== TASK GOAL ==
A faithful, word-for-word copy of the records is required, and it must contain no pictures.

____

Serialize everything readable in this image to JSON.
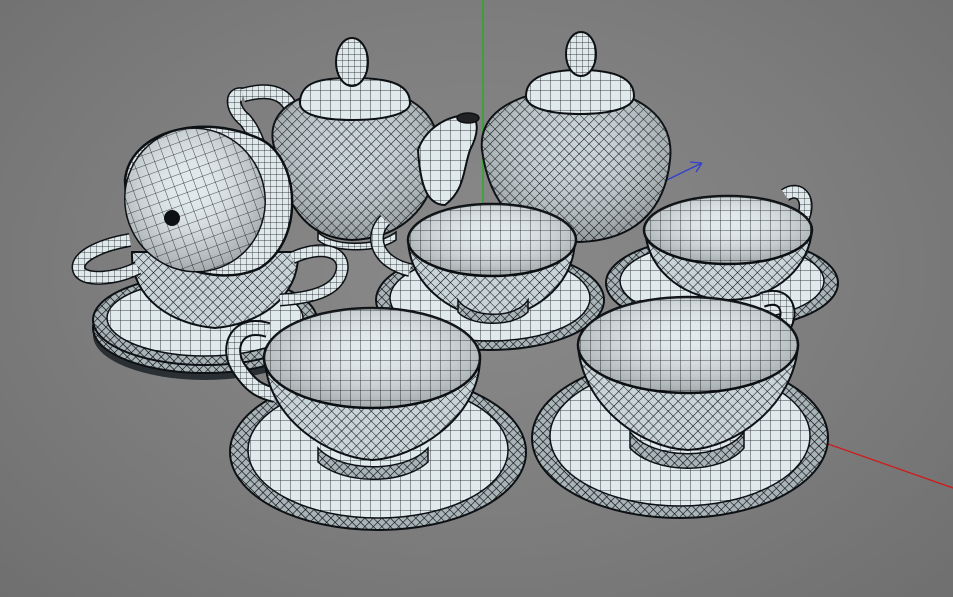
{
  "viewport": {
    "background": "#7c7c7c",
    "axes": {
      "x_color": "#d01a1a",
      "y_color": "#1fb01f",
      "z_color": "#3040d0"
    },
    "wire_color": "#101418",
    "surface_color": "#dce6ea"
  },
  "objects": {
    "teapot": {
      "icon": "teapot-wireframe"
    },
    "sugar_bowl": {
      "icon": "sugar-bowl-wireframe"
    },
    "cups": {
      "count": 5,
      "icon": "teacup-wireframe"
    },
    "saucers": {
      "count": 6,
      "icon": "saucer-wireframe"
    }
  }
}
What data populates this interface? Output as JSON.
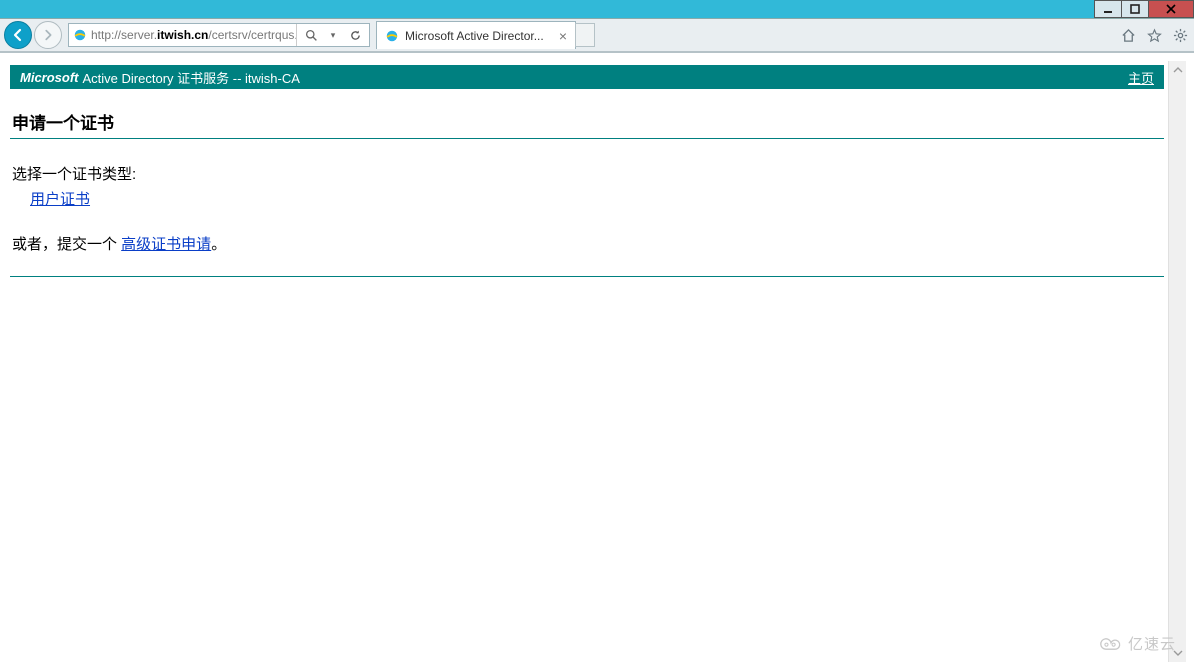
{
  "window": {
    "minimize": "–",
    "maximize": "□",
    "close": "x"
  },
  "nav": {
    "url_prefix": "http://server.",
    "url_domain": "itwish.cn",
    "url_suffix": "/certsrv/certrqus.a",
    "tab_title": "Microsoft Active Director..."
  },
  "banner": {
    "brand": "Microsoft",
    "service": " Active Directory 证书服务  --  itwish-CA",
    "home": "主页"
  },
  "page": {
    "title": "申请一个证书",
    "select_label": "选择一个证书类型:",
    "user_cert": "用户证书",
    "or_prefix": "或者，提交一个 ",
    "advanced_link": "高级证书申请",
    "or_suffix": "。"
  },
  "watermark": "亿速云"
}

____

== RESPONSE ==
Serialize everything readable in this image to JSON.
{
  "viewport": {
    "background": "#7c7c7c",
    "axes": {
      "x_color": "#d01a1a",
      "y_color": "#1fb01f",
      "z_color": "#3040d0"
    },
    "wire_color": "#101418",
    "surface_color": "#dce6ea"
  },
  "objects": {
    "teapot": {
      "icon": "teapot-wireframe"
    },
    "sugar_bowl": {
      "icon": "sugar-bowl-wireframe"
    },
    "cups": {
      "count": 5,
      "icon": "teacup-wireframe"
    },
    "saucers": {
      "count": 6,
      "icon": "saucer-wireframe"
    }
  }
}
What data populates this interface? Output as JSON.
{
  "window": {
    "minimize": "–",
    "maximize": "□",
    "close": "x"
  },
  "nav": {
    "url_prefix": "http://server.",
    "url_domain": "itwish.cn",
    "url_suffix": "/certsrv/certrqus.a",
    "tab_title": "Microsoft Active Director..."
  },
  "banner": {
    "brand": "Microsoft",
    "service": " Active Directory 证书服务  --  itwish-CA",
    "home": "主页"
  },
  "page": {
    "title": "申请一个证书",
    "select_label": "选择一个证书类型:",
    "user_cert": "用户证书",
    "or_prefix": "或者，提交一个 ",
    "advanced_link": "高级证书申请",
    "or_suffix": "。"
  },
  "watermark": "亿速云"
}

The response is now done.